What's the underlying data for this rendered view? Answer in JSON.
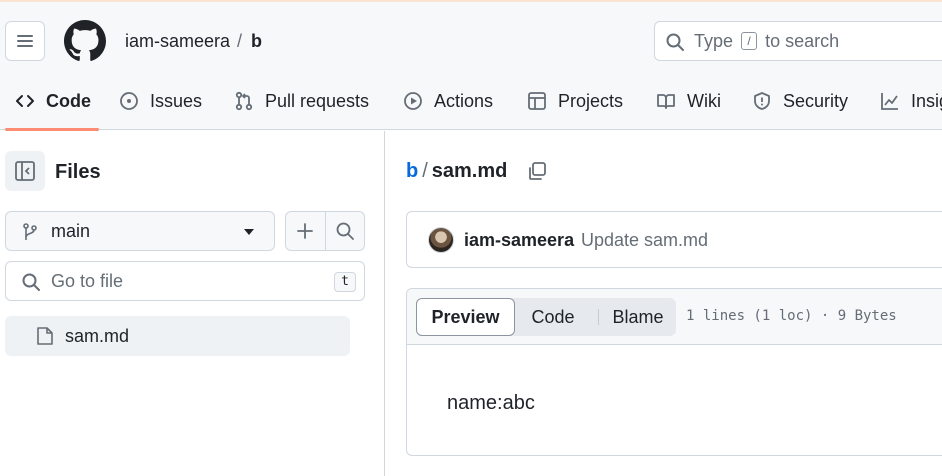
{
  "repo": {
    "owner": "iam-sameera",
    "separator": "/",
    "name": "b"
  },
  "search": {
    "prefix": "Type",
    "key": "/",
    "suffix": "to search"
  },
  "tabs": [
    {
      "label": "Code",
      "icon": "code-icon"
    },
    {
      "label": "Issues",
      "icon": "issue-icon"
    },
    {
      "label": "Pull requests",
      "icon": "pull-request-icon"
    },
    {
      "label": "Actions",
      "icon": "play-icon"
    },
    {
      "label": "Projects",
      "icon": "table-icon"
    },
    {
      "label": "Wiki",
      "icon": "book-icon"
    },
    {
      "label": "Security",
      "icon": "shield-icon"
    },
    {
      "label": "Insights",
      "icon": "graph-icon"
    }
  ],
  "sidebar": {
    "title": "Files",
    "branch": "main",
    "goto_placeholder": "Go to file",
    "goto_key": "t",
    "files": [
      {
        "name": "sam.md",
        "icon": "file-icon"
      }
    ]
  },
  "breadcrumb": {
    "repo": "b",
    "separator": "/",
    "file": "sam.md"
  },
  "commit": {
    "author": "iam-sameera",
    "message": "Update sam.md"
  },
  "viewer": {
    "modes": [
      "Preview",
      "Code",
      "Blame"
    ],
    "active_mode": "Preview",
    "info": "1 lines (1 loc) · 9 Bytes",
    "content": "name:abc"
  },
  "colors": {
    "link": "#0969da",
    "active_tab_underline": "#fd8c73",
    "border": "#d0d7de"
  }
}
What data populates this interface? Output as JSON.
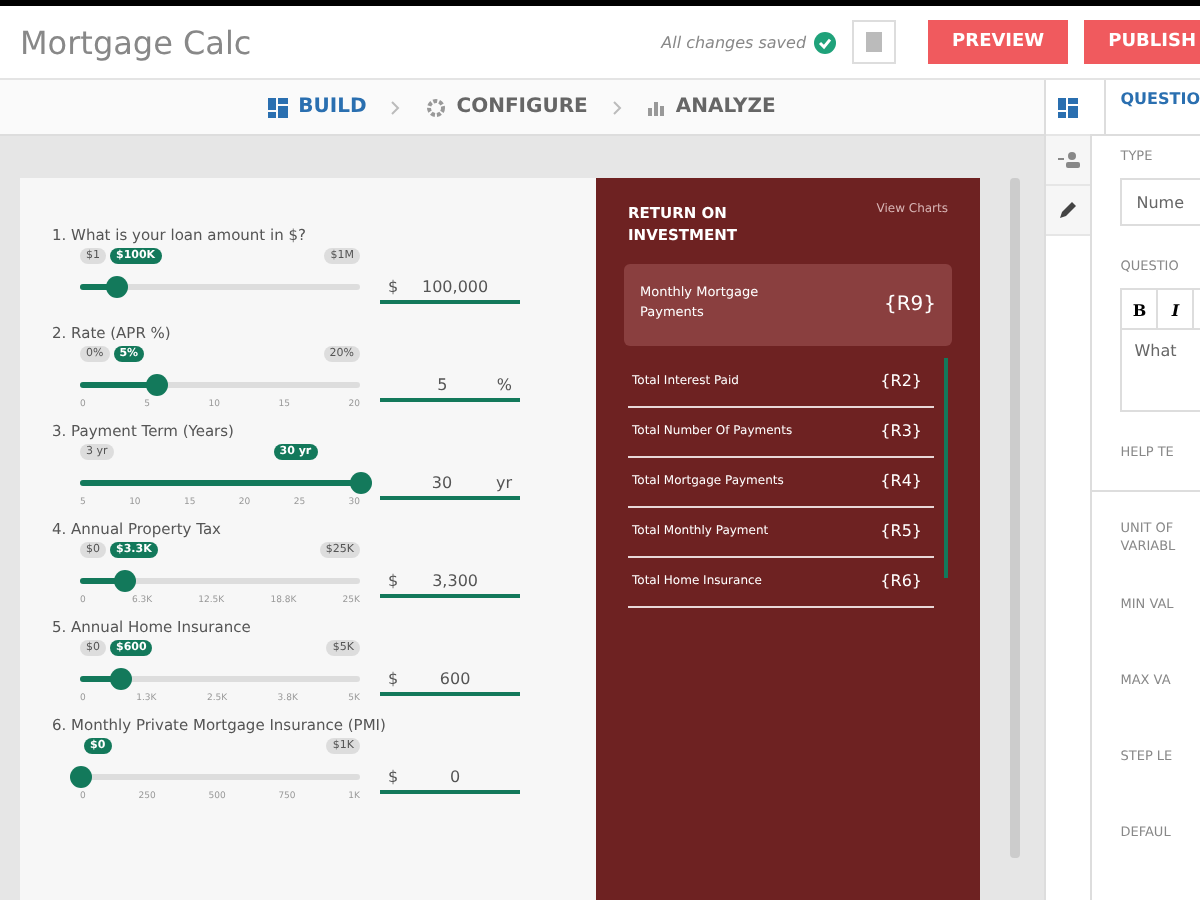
{
  "header": {
    "title": "Mortgage Calc",
    "save_status": "All changes saved",
    "buttons": [
      "PREVIEW",
      "PUBLISH"
    ]
  },
  "steps": [
    {
      "label": "BUILD",
      "selected": true,
      "kind": "build"
    },
    {
      "label": "CONFIGURE",
      "selected": false,
      "kind": "configure"
    },
    {
      "label": "ANALYZE",
      "selected": false,
      "kind": "analyze"
    }
  ],
  "questions": [
    {
      "number": "1.",
      "label": "What is your loan amount in $?",
      "min": "$1",
      "bubble": "$100K",
      "max": "$1M",
      "level": 0.13,
      "prefix": "$",
      "value": "100,000"
    },
    {
      "number": "2.",
      "label": "Rate (APR %)",
      "min": "0%",
      "bubble": "5%",
      "max": "20%",
      "level": 0.27,
      "ticks": [
        "0",
        "5",
        "10",
        "15",
        "20"
      ],
      "value": "5",
      "suffix": "%"
    },
    {
      "number": "3.",
      "label": "Payment Term (Years)",
      "min": "3 yr",
      "bubble": "30 yr",
      "level": 1,
      "ticks": [
        "5",
        "10",
        "15",
        "20",
        "25",
        "30"
      ],
      "value": "30",
      "suffix": "yr"
    },
    {
      "number": "4.",
      "label": "Annual Property Tax",
      "min": "$0",
      "bubble": "$3.3K",
      "max": "$25K",
      "level": 0.16,
      "ticks": [
        "0",
        "6.3K",
        "12.5K",
        "18.8K",
        "25K"
      ],
      "prefix": "$",
      "value": "3,300"
    },
    {
      "number": "5.",
      "label": "Annual Home Insurance",
      "min": "$0",
      "bubble": "$600",
      "max": "$5K",
      "level": 0.14,
      "ticks": [
        "0",
        "1.3K",
        "2.5K",
        "3.8K",
        "5K"
      ],
      "prefix": "$",
      "value": "600"
    },
    {
      "number": "6.",
      "label": "Monthly Private Mortgage Insurance (PMI)",
      "bubble": "$0",
      "max": "$1K",
      "level": 0,
      "ticks": [
        "0",
        "250",
        "500",
        "750",
        "1K"
      ],
      "prefix": "$",
      "value": "0"
    }
  ],
  "results": {
    "title": "RETURN ON INVESTMENT",
    "link": "View Charts",
    "highlight": {
      "label": "Monthly Mortgage Payments",
      "token": "{R9}"
    },
    "rows": [
      {
        "label": "Total Interest Paid",
        "token": "{R2}"
      },
      {
        "label": "Total Number Of Payments",
        "token": "{R3}"
      },
      {
        "label": "Total Mortgage Payments",
        "token": "{R4}"
      },
      {
        "label": "Total Monthly Payment",
        "token": "{R5}"
      },
      {
        "label": "Total Home Insurance",
        "token": "{R6}"
      }
    ]
  },
  "side_tabs": [
    {
      "kind": "grid",
      "selected": true
    },
    {
      "kind": "people",
      "selected": false
    },
    {
      "kind": "pencil",
      "selected": false
    }
  ],
  "panel": {
    "title": "QUESTIO",
    "type_label": "TYPE",
    "type_value": "Nume",
    "question_label": "QUESTIO",
    "editor_buttons": [
      "B",
      "I"
    ],
    "editor_text": "What",
    "help_label": "HELP TE",
    "fields": [
      "UNIT OF\nVARIABL",
      "MIN VAL",
      "MAX VA",
      "STEP LE",
      "DEFAUL"
    ]
  }
}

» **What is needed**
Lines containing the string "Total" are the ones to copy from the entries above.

» **Result for this task**
        "label": "Total Interest Paid",
        "label": "Total Number Of Payments",
        "label": "Total Mortgage Payments",
        "label": "Total Monthly Payment",
        "label": "Total Home Insurance",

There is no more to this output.